The landscape surrounding the study site added another layer of ecological complexity. What are the dispersal rates of seed by wind, water, or animal into the grassland? Can the species’ mutualists, whether they are flying or moving closer from within the soil, change the community structure over time? The rapid intrusion of non-native species, plant and insect, has become yet another new dynamic influencing grassland fate and keeping restoration ecologists up at night. Our nights are not starry, as in van Gogh’s world, but clouded with new and unwanted problems. We wonder what the next aggressive intruder will be, what remedy must be brought to bear to safeguard the grassland targets. We are aware of the forces from both within the restored site and the ever-changing landscape mosaic around the site that keep the grassland in constant flux.
What happened to the pastoral nature of these meadows that have been enjoyed as romantic settings of quiet beauty and repose? They are now seen by the scientific world as arenas of ecological conflict and change, with living and physical forces jostling, challenging our ability to define a specific landscape look that serves aesthetics and ecological function.

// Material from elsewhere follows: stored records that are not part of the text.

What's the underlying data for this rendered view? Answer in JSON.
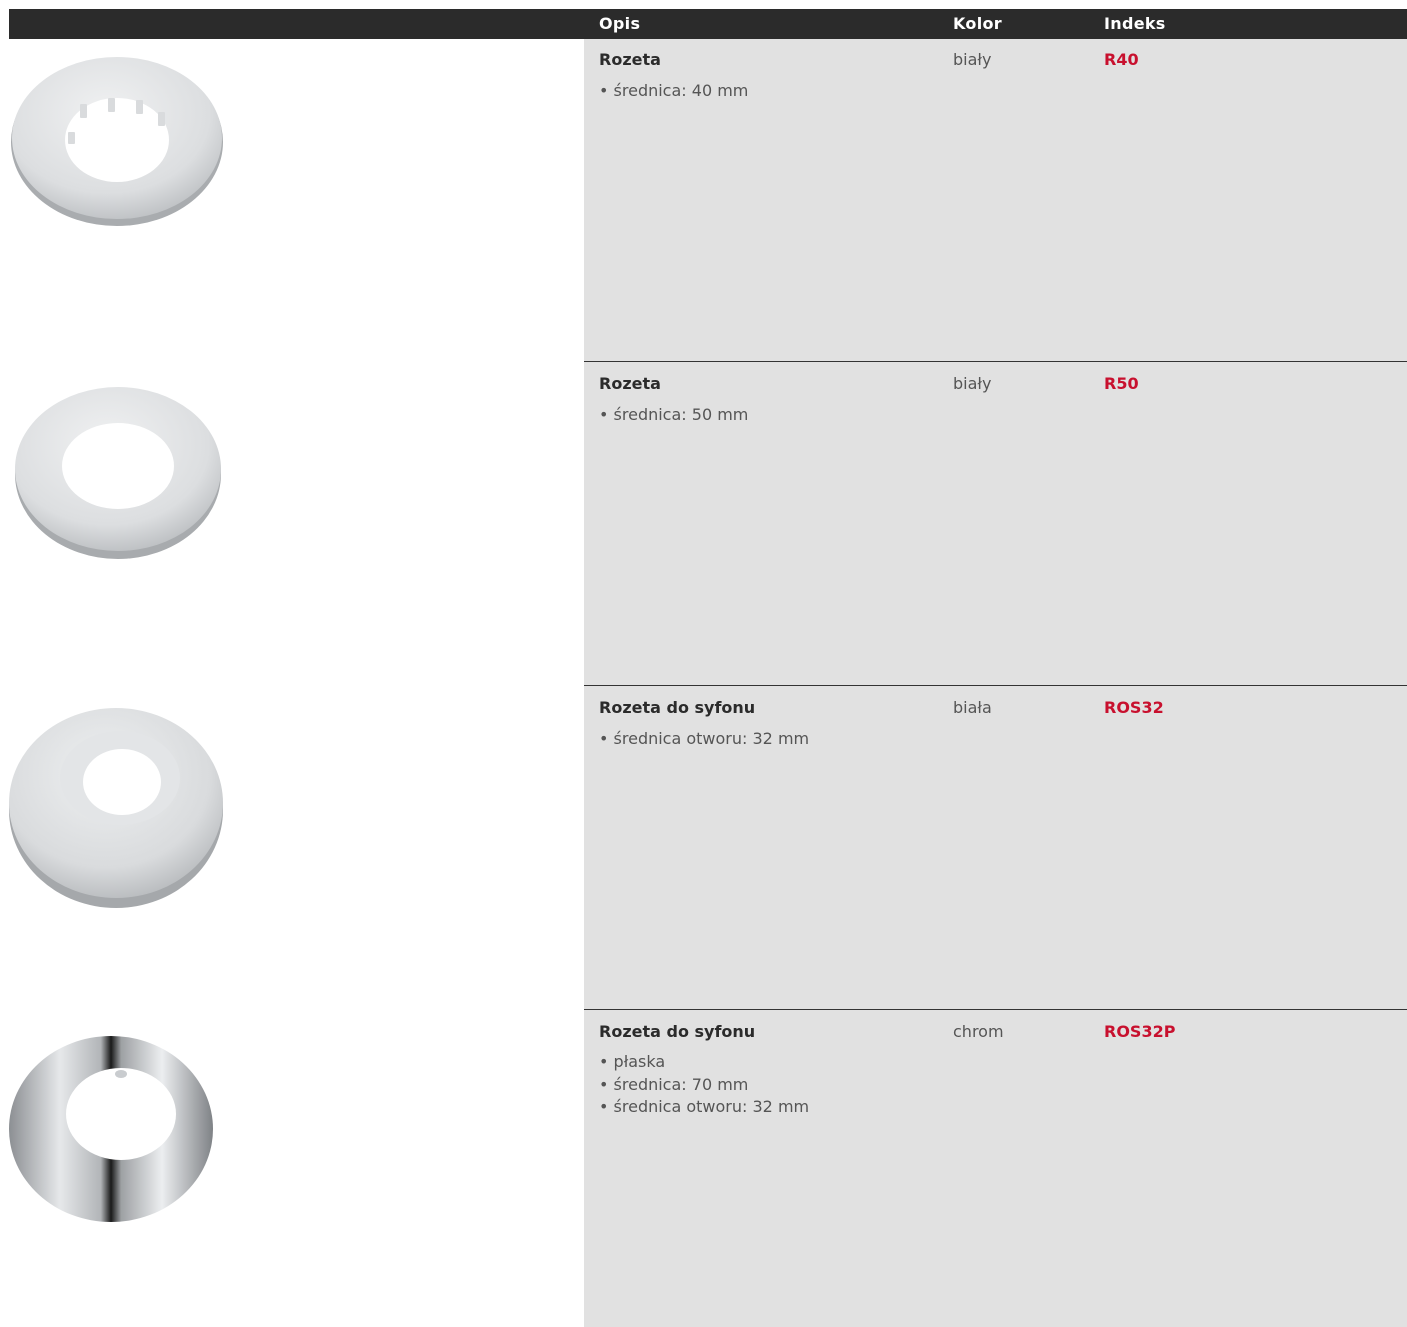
{
  "header": {
    "col_desc": "Opis",
    "col_color": "Kolor",
    "col_index": "Indeks"
  },
  "colors": {
    "header_bg": "#2b2b2b",
    "panel_bg": "#e1e1e1",
    "index_red": "#c8102e"
  },
  "products": [
    {
      "name": "Rozeta",
      "bullets": [
        "średnica: 40 mm"
      ],
      "color": "biały",
      "index": "R40",
      "image": "white-rosette-notched-icon"
    },
    {
      "name": "Rozeta",
      "bullets": [
        "średnica: 50 mm"
      ],
      "color": "biały",
      "index": "R50",
      "image": "white-rosette-icon"
    },
    {
      "name": "Rozeta do syfonu",
      "bullets": [
        "średnica otworu: 32 mm"
      ],
      "color": "biała",
      "index": "ROS32",
      "image": "white-siphon-rosette-icon"
    },
    {
      "name": "Rozeta do syfonu",
      "bullets": [
        "płaska",
        "średnica: 70 mm",
        "średnica otworu: 32 mm"
      ],
      "color": "chrom",
      "index": "ROS32P",
      "image": "chrome-flat-rosette-icon"
    }
  ]
}
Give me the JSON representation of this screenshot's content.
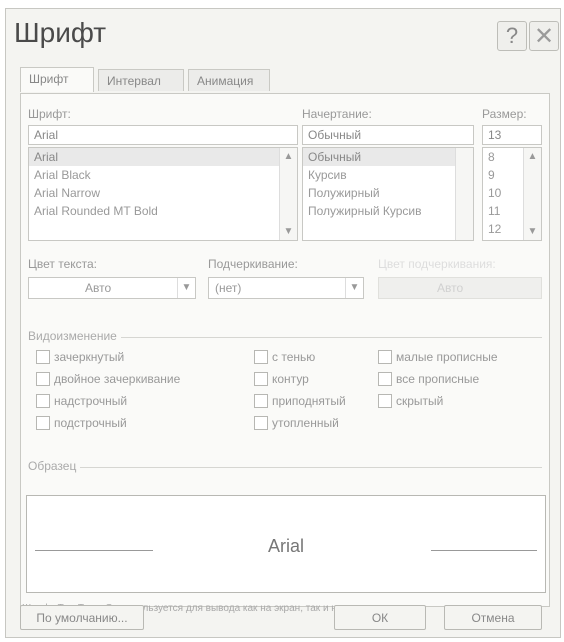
{
  "window": {
    "title": "Шрифт"
  },
  "titlebar": {
    "help_glyph": "?",
    "close_glyph": "✕"
  },
  "tabs": [
    {
      "label": "Шрифт",
      "active": true
    },
    {
      "label": "Интервал",
      "active": false
    },
    {
      "label": "Анимация",
      "active": false
    }
  ],
  "font": {
    "label": "Шрифт:",
    "value": "Arial",
    "items": [
      "Arial",
      "Arial Black",
      "Arial Narrow",
      "Arial Rounded MT Bold"
    ],
    "selected_index": 0
  },
  "style": {
    "label": "Начертание:",
    "value": "Обычный",
    "items": [
      "Обычный",
      "Курсив",
      "Полужирный",
      "Полужирный Курсив"
    ],
    "selected_index": 0
  },
  "size": {
    "label": "Размер:",
    "value": "13",
    "items": [
      "8",
      "9",
      "10",
      "11",
      "12"
    ]
  },
  "color": {
    "label": "Цвет текста:",
    "value": "Авто"
  },
  "underline": {
    "label": "Подчеркивание:",
    "value": "(нет)"
  },
  "underline_color": {
    "label": "Цвет подчеркивания:",
    "value": "Авто"
  },
  "effects": {
    "label": "Видоизменение",
    "items": [
      "зачеркнутый",
      "двойное зачеркивание",
      "надстрочный",
      "подстрочный",
      "с тенью",
      "контур",
      "приподнятый",
      "утопленный",
      "малые прописные",
      "все прописные",
      "скрытый"
    ]
  },
  "preview": {
    "label": "Образец",
    "text": "Arial",
    "note": "Шрифт TrueType. Он используется для вывода как на экран, так и на принтер."
  },
  "buttons": {
    "default": "По умолчанию...",
    "ok": "ОК",
    "cancel": "Отмена"
  },
  "scroll": {
    "up": "▲",
    "down": "▼"
  }
}
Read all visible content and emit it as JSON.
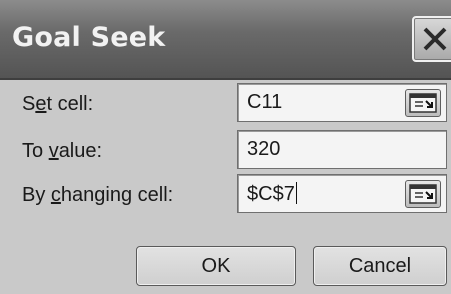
{
  "dialog": {
    "title": "Goal Seek",
    "close_label": "close"
  },
  "fields": {
    "set_cell": {
      "label_pre": "S",
      "label_ul": "e",
      "label_post": "t cell:",
      "value": "C11"
    },
    "to_value": {
      "label_pre": "To ",
      "label_ul": "v",
      "label_post": "alue:",
      "value": "320"
    },
    "by_changing_cell": {
      "label_pre": "By ",
      "label_ul": "c",
      "label_post": "hanging cell:",
      "value": "$C$7"
    }
  },
  "buttons": {
    "ok": "OK",
    "cancel": "Cancel"
  },
  "icons": {
    "close": "close-icon",
    "collapse_dialog": "collapse-dialog-icon"
  }
}
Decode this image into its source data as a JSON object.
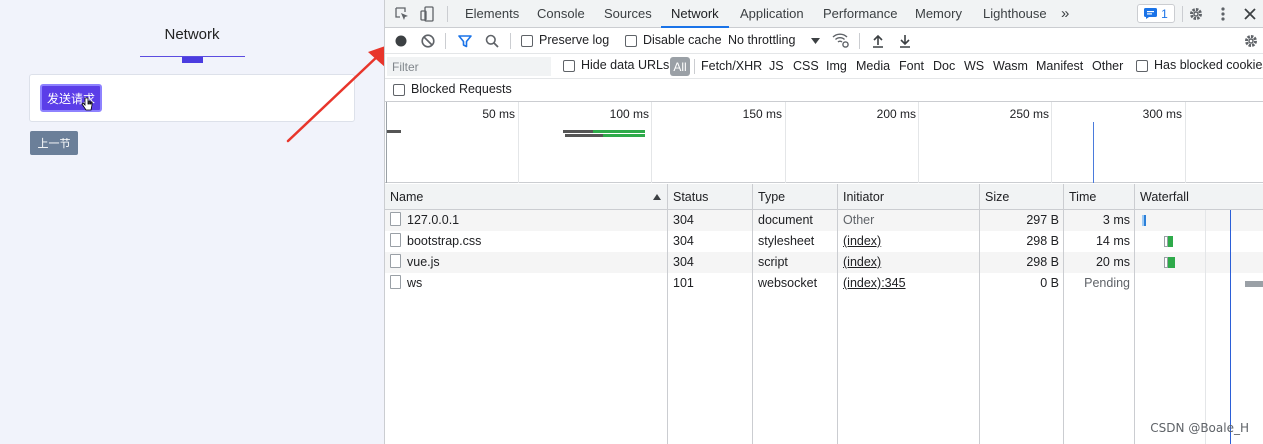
{
  "page": {
    "title": "Network",
    "send_button": "发送请求",
    "prev_button": "上一节",
    "accent": "#5b3ee8",
    "button_gray": "#6b7f99"
  },
  "devtools": {
    "tabs": [
      "Elements",
      "Console",
      "Sources",
      "Network",
      "Application",
      "Performance",
      "Memory",
      "Lighthouse"
    ],
    "active_tab": "Network",
    "more_tabs": "»",
    "issues_count": "1",
    "toolbar": {
      "preserve_log": "Preserve log",
      "disable_cache": "Disable cache",
      "throttling": "No throttling"
    },
    "filter": {
      "placeholder": "Filter",
      "hide_data_urls": "Hide data URLs",
      "all": "All",
      "types": [
        "Fetch/XHR",
        "JS",
        "CSS",
        "Img",
        "Media",
        "Font",
        "Doc",
        "WS",
        "Wasm",
        "Manifest",
        "Other"
      ],
      "has_blocked_cookies": "Has blocked cookies",
      "blocked_requests": "Blocked Requests"
    },
    "overview_ticks": [
      "50 ms",
      "100 ms",
      "150 ms",
      "200 ms",
      "250 ms",
      "300 ms"
    ],
    "columns": {
      "name": "Name",
      "status": "Status",
      "type": "Type",
      "initiator": "Initiator",
      "size": "Size",
      "time": "Time",
      "waterfall": "Waterfall"
    },
    "rows": [
      {
        "name": "127.0.0.1",
        "status": "304",
        "type": "document",
        "initiator": "Other",
        "size": "297 B",
        "time": "3 ms"
      },
      {
        "name": "bootstrap.css",
        "status": "304",
        "type": "stylesheet",
        "initiator": "(index)",
        "size": "298 B",
        "time": "14 ms"
      },
      {
        "name": "vue.js",
        "status": "304",
        "type": "script",
        "initiator": "(index)",
        "size": "298 B",
        "time": "20 ms"
      },
      {
        "name": "ws",
        "status": "101",
        "type": "websocket",
        "initiator": "(index):345",
        "size": "0 B",
        "time": "Pending"
      }
    ]
  },
  "watermark": "CSDN @Boale_H"
}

Knowledge of grassland ecology has caused us to replace the pacific view of this habitat type with the more honest judgment that these habitats are constant battles among species in the face of often rapid environmental change. Even throughout one region, comparisons among grasslands and meadows yield various outcomes from these ecological tensions (for example, Pywell 2003). Choosing a target for a restoration program is more difficult for grasslands than for late successional habitats where the ecological changes apparently move more slowly (Begon et al. 2006). No one now agrees to begin a pasture restoration thinking it’s going to be a picnic, or even eventually the site for an actual picnic. This makes the work much more interesting, albeit much more difficult.
So we turn back to van Gogh and his vision, with astonishment...